What is expected: Each line of the data should be repeated precisely.
---------- Data supplied ----------
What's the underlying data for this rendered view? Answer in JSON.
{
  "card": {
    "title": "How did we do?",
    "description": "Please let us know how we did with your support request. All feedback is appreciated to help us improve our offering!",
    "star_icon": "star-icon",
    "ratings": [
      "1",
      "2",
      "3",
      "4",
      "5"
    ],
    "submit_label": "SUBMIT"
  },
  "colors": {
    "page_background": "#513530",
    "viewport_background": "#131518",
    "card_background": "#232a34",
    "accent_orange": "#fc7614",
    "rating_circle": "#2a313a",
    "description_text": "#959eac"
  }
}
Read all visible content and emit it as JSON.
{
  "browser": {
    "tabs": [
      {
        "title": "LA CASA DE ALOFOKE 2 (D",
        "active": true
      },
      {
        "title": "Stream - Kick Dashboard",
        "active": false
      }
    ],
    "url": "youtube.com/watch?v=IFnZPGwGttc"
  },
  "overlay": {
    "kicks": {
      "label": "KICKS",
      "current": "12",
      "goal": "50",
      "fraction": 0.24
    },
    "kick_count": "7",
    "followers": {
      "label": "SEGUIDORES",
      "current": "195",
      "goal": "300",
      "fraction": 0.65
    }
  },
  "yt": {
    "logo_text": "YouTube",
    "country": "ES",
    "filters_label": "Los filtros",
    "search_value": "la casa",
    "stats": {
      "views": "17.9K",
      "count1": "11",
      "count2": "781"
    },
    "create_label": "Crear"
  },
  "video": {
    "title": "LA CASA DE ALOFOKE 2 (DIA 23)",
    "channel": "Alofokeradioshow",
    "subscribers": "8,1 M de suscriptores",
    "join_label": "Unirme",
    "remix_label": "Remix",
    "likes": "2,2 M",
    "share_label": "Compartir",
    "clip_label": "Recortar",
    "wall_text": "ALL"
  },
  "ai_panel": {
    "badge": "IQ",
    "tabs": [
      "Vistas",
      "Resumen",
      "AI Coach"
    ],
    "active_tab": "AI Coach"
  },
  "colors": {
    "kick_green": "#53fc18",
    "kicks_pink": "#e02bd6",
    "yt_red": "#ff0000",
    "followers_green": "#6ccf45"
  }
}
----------
Completed task:
What's the underlying data for this rendered view? Answer in JSON.
{
  "card": {
    "title": "How did we do?",
    "description": "Please let us know how we did with your support request. All feedback is appreciated to help us improve our offering!",
    "star_icon": "star-icon",
    "ratings": [
      "1",
      "2",
      "3",
      "4",
      "5"
    ],
    "submit_label": "SUBMIT"
  },
  "colors": {
    "page_background": "#513530",
    "viewport_background": "#131518",
    "card_background": "#232a34",
    "accent_orange": "#fc7614",
    "rating_circle": "#2a313a",
    "description_text": "#959eac"
  }
}
Read all visible content and emit it as JSON.
{
  "browser": {
    "tabs": [
      {
        "title": "LA CASA DE ALOFOKE 2 (D",
        "active": true
      },
      {
        "title": "Stream - Kick Dashboard",
        "active": false
      }
    ],
    "url": "youtube.com/watch?v=IFnZPGwGttc"
  },
  "overlay": {
    "kicks": {
      "label": "KICKS",
      "current": "12",
      "goal": "50",
      "fraction": 0.24
    },
    "kick_count": "7",
    "followers": {
      "label": "SEGUIDORES",
      "current": "195",
      "goal": "300",
      "fraction": 0.65
    }
  },
  "yt": {
    "logo_text": "YouTube",
    "country": "ES",
    "filters_label": "Los filtros",
    "search_value": "la casa",
    "stats": {
      "views": "17.9K",
      "count1": "11",
      "count2": "781"
    },
    "create_label": "Crear"
  },
  "video": {
    "title": "LA CASA DE ALOFOKE 2 (DIA 23)",
    "channel": "Alofokeradioshow",
    "subscribers": "8,1 M de suscriptores",
    "join_label": "Unirme",
    "remix_label": "Remix",
    "likes": "2,2 M",
    "share_label": "Compartir",
    "clip_label": "Recortar",
    "wall_text": "ALL"
  },
  "ai_panel": {
    "badge": "IQ",
    "tabs": [
      "Vistas",
      "Resumen",
      "AI Coach"
    ],
    "active_tab": "AI Coach"
  },
  "colors": {
    "kick_green": "#53fc18",
    "kicks_pink": "#e02bd6",
    "yt_red": "#ff0000",
    "followers_green": "#6ccf45"
  }
}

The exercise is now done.